In Australia, at the moment, most gun deaths are suicides (see article link above) but the occurrence of gun-related crime is definitely increasing; as I said, I see it in the news everyday.

WE ARE STILL NOT COMPARABLE to gun deaths in America yet.

We don’t want to get there. It is not something to aspire to.

However, on a rather cynical note, our government has plenty enough to worry about. Like not changing over Prime Minister again, in a hurry! 😛

Growlers – and a Modest Woman

Lucky Bay Brewery

Do you know what a Growler is? Well, I thought I did – and it was embarrassing for this ‘modest conservative lady’ to think about.

Growler 😀

In Australia, colloquially a ‘Growler’ is a very hairy bush. And if you still don’t know what I’m talking about – a very hairy bush on a lady! Got it now? No? Hmmm – lady parts, that are very hairy! I will go no further ….

A friend of ours has dreamed big and made his dream come true by opening his own Brewery in Esperance, Western Australia – Lucky Bay Brewery. You have to be impressed with this fellow – one day it was a dream and (seemingly) the next it was reality – simple beer from local barley. And it seems to be really ticking along – and is well supported by the locals – want to have a look? Go to https://www.facebook.com/luckybaybrewing/timeline

Anyway, there are many types of beers (says I, ‘guru’ that I am not!) and different ways of drinking and carLucky Bay Brewery Growlersrying it – glass, bottle, keg and growlers.

I heard about these ‘beer’ growlers from my lovely husband who has taken to buying these 2L steel canisters to give as gifts – particularly to clients that he is saying goodbye to, as we have recently moved from Esperance, WA to NSW.

Anyway, one day he’s talking on the phone to me and suddenly he keeps saying ‘growlers’! I’m sure that I’m mishearing him. And I’m giggling … like a girl! Like, hee hee! What are you saying? 😀

Eventually, I get it, but I’m not comfortable. I’m home alone (as he’s in WA) but I’m blushing anyway. And in all future conversations, I can only refer to them as ’growlies’ 😛

As I said, modest! And clearly, adolescent. It’s okay; I can take it!

Where did the name ‘Growler’ come from?
Well, I’ve stolen the following words from the article The Growler: Beer-to-Go! on the website The Beer Advocate, for some background. (See: http://www.beeradvocate.com).

  • In the late 1800s and early 1900s, fresh beer was carried from the local pub to one’s home by means of a small-galvanized pail. Rumor has it that when the beer sloshed around the pail, it created a rumbling sound as the CO2 escaped through the lid, thus the term “growler” was coined.
  • OR
  • George Bulvas III, brewmaster at Water Street Lake County Brewery, WI, suggests that growlers are named for the buckets of beer once given to factory workers before their stomachs began to “growl” from hunger.

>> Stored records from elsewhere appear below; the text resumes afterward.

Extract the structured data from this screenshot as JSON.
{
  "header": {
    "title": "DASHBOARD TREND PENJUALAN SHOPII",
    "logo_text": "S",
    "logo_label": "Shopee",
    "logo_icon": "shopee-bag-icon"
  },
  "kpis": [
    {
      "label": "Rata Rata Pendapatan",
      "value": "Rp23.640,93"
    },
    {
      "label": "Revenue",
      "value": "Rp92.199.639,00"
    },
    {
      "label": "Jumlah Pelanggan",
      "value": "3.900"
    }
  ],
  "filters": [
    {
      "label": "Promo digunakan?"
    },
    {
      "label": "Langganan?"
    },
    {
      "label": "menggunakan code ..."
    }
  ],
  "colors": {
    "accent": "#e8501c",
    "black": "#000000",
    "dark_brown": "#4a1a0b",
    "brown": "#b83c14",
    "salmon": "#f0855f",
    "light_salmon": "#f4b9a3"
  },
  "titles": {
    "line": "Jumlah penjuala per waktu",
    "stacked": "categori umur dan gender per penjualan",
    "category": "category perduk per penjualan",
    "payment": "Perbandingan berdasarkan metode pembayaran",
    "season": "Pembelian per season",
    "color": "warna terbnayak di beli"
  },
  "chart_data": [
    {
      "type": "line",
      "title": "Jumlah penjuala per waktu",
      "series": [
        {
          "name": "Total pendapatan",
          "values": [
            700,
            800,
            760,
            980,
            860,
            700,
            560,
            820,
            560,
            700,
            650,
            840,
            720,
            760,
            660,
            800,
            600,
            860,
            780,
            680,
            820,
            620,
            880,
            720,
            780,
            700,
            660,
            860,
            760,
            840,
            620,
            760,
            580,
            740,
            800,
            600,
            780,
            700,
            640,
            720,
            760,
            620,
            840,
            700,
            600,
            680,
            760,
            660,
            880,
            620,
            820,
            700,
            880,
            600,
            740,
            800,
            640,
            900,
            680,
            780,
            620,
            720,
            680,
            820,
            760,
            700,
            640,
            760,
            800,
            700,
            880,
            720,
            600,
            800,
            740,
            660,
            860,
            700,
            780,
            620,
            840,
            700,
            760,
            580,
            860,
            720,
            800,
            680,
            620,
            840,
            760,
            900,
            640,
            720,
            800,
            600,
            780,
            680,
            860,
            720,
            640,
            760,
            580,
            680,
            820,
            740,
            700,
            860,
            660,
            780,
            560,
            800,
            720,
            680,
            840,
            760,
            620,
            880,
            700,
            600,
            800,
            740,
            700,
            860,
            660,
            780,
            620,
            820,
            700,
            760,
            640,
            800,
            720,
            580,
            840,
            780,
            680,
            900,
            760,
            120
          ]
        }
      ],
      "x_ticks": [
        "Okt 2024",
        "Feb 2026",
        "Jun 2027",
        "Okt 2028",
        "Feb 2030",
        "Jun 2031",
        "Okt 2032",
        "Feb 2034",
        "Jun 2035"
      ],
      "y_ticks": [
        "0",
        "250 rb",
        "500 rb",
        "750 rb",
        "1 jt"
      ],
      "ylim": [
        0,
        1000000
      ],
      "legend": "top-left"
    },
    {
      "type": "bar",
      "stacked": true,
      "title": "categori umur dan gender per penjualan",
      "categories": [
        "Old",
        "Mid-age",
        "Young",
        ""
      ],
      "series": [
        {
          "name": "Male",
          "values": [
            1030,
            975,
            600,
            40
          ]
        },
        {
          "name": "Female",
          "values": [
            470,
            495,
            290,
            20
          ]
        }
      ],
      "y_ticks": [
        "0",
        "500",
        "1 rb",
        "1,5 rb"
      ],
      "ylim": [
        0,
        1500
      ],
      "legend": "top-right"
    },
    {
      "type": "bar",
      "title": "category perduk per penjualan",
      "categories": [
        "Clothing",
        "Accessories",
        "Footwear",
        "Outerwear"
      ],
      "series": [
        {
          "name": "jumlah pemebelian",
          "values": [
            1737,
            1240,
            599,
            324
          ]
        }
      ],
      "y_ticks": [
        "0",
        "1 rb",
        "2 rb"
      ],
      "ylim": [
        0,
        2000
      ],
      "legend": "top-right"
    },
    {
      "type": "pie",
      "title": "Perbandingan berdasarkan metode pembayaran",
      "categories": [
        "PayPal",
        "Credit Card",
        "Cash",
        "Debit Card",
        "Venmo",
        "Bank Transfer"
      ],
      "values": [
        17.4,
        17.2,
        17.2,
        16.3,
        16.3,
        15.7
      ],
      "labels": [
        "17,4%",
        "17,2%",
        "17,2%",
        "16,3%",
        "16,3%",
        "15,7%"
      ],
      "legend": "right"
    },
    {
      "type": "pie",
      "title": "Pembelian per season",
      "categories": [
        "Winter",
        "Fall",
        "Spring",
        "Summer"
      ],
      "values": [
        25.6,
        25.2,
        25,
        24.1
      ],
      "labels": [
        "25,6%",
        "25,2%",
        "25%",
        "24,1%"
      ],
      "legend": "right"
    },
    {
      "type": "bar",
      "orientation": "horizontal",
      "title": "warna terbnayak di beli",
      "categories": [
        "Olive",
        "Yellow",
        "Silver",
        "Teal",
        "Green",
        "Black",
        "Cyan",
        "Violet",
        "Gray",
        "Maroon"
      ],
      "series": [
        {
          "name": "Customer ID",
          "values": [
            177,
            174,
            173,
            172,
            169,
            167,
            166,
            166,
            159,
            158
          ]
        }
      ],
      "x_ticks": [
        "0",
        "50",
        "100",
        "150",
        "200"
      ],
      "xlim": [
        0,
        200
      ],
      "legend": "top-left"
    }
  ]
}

So, I guess my husband will continue to buy Lucky Bay Brewery growlers – and eventually one might find its way home. They do seem a great idea and look very spick. And how does the beer taste? Well, next time you’re Esperance way – go and try for yourself.

Lucky Bay Brewery at Esperance Stonehenge